**Stored entries**:

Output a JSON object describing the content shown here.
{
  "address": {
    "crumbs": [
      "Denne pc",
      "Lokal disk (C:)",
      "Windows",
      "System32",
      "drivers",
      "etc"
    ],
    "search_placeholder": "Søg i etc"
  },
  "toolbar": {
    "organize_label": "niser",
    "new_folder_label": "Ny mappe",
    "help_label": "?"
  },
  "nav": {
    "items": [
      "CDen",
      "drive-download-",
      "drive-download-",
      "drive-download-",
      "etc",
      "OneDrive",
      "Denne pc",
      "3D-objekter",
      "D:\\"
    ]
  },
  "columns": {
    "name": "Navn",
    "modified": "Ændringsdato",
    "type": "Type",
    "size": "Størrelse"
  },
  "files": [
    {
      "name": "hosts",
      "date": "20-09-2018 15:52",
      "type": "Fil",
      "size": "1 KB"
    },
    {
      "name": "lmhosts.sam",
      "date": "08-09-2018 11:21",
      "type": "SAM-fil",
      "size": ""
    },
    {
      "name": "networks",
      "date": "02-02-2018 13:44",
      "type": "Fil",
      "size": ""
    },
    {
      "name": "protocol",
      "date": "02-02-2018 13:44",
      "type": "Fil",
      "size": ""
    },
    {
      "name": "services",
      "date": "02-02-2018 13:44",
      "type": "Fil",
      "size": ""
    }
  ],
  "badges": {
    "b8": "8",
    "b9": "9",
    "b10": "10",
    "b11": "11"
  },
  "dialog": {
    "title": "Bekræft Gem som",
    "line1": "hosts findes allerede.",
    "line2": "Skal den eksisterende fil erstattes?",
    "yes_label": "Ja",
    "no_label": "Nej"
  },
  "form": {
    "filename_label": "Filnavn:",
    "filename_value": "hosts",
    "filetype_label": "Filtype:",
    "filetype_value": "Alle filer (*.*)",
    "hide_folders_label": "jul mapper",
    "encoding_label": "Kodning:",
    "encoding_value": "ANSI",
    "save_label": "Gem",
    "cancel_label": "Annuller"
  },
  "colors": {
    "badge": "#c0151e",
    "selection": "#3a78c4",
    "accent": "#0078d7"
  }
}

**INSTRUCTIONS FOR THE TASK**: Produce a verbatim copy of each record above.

**TASK RESPONSE**:
Output a JSON object describing the content shown here.
{
  "address": {
    "crumbs": [
      "Denne pc",
      "Lokal disk (C:)",
      "Windows",
      "System32",
      "drivers",
      "etc"
    ],
    "search_placeholder": "Søg i etc"
  },
  "toolbar": {
    "organize_label": "niser",
    "new_folder_label": "Ny mappe",
    "help_label": "?"
  },
  "nav": {
    "items": [
      "CDen",
      "drive-download-",
      "drive-download-",
      "drive-download-",
      "etc",
      "OneDrive",
      "Denne pc",
      "3D-objekter",
      "D:\\"
    ]
  },
  "columns": {
    "name": "Navn",
    "modified": "Ændringsdato",
    "type": "Type",
    "size": "Størrelse"
  },
  "files": [
    {
      "name": "hosts",
      "date": "20-09-2018 15:52",
      "type": "Fil",
      "size": "1 KB"
    },
    {
      "name": "lmhosts.sam",
      "date": "08-09-2018 11:21",
      "type": "SAM-fil",
      "size": ""
    },
    {
      "name": "networks",
      "date": "02-02-2018 13:44",
      "type": "Fil",
      "size": ""
    },
    {
      "name": "protocol",
      "date": "02-02-2018 13:44",
      "type": "Fil",
      "size": ""
    },
    {
      "name": "services",
      "date": "02-02-2018 13:44",
      "type": "Fil",
      "size": ""
    }
  ],
  "badges": {
    "b8": "8",
    "b9": "9",
    "b10": "10",
    "b11": "11"
  },
  "dialog": {
    "title": "Bekræft Gem som",
    "line1": "hosts findes allerede.",
    "line2": "Skal den eksisterende fil erstattes?",
    "yes_label": "Ja",
    "no_label": "Nej"
  },
  "form": {
    "filename_label": "Filnavn:",
    "filename_value": "hosts",
    "filetype_label": "Filtype:",
    "filetype_value": "Alle filer (*.*)",
    "hide_folders_label": "jul mapper",
    "encoding_label": "Kodning:",
    "encoding_value": "ANSI",
    "save_label": "Gem",
    "cancel_label": "Annuller"
  },
  "colors": {
    "badge": "#c0151e",
    "selection": "#3a78c4",
    "accent": "#0078d7"
  }
}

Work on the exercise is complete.